== DATA ==

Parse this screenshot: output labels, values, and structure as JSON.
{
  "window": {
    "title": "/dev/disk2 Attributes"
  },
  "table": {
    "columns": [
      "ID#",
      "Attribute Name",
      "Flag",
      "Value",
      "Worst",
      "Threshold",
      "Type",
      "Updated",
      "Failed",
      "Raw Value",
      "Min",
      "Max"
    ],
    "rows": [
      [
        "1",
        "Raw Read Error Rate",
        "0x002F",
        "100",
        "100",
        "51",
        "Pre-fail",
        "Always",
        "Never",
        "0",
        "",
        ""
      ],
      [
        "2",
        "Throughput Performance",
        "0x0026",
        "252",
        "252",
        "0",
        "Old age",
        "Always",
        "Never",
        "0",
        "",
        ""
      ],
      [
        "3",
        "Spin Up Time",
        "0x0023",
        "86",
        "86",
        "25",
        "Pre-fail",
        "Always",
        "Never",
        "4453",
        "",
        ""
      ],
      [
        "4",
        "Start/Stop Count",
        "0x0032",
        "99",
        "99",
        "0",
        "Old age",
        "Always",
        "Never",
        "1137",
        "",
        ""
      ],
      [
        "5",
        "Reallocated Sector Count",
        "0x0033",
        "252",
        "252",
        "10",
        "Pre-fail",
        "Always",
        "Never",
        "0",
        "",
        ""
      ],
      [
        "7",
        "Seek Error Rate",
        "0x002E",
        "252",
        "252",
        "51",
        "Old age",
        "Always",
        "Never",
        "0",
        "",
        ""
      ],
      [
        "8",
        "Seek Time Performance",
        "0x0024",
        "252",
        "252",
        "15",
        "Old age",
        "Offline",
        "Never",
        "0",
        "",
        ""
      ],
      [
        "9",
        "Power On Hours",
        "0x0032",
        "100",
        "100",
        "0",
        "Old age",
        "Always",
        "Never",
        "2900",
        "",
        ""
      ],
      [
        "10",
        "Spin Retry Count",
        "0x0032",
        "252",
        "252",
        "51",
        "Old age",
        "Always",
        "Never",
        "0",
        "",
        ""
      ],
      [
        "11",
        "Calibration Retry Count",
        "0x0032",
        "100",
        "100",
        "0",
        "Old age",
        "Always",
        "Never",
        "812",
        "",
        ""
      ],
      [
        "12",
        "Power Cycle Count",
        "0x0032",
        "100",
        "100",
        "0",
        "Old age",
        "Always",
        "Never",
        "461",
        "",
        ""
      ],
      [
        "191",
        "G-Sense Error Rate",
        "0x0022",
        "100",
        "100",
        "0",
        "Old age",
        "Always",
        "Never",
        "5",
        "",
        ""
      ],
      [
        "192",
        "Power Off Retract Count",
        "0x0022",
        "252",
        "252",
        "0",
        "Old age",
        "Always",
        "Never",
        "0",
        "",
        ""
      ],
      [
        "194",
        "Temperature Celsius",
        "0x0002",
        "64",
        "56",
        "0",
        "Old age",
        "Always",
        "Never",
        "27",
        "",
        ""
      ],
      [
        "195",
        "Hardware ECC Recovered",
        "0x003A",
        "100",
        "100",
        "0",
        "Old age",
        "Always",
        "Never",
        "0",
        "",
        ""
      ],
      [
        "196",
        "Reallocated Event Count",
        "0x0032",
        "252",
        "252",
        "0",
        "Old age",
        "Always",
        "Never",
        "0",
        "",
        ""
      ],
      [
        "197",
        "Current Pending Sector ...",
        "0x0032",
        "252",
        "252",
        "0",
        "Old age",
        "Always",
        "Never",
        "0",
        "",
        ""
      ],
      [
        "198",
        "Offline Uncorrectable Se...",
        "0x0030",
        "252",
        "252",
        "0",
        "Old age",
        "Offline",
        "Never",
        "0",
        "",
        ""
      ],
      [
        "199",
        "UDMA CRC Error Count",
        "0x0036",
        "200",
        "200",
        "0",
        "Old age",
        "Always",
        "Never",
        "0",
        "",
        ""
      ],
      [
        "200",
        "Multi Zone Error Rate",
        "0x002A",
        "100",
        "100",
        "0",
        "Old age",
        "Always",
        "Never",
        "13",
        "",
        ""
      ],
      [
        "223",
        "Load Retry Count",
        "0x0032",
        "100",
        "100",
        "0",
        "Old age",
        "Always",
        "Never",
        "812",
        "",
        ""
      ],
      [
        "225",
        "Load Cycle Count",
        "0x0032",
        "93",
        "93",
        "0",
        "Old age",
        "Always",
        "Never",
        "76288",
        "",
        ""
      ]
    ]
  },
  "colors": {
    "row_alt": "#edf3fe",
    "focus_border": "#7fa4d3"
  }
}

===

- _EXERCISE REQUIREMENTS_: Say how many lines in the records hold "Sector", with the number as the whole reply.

- _WORKED SOLUTION_: 2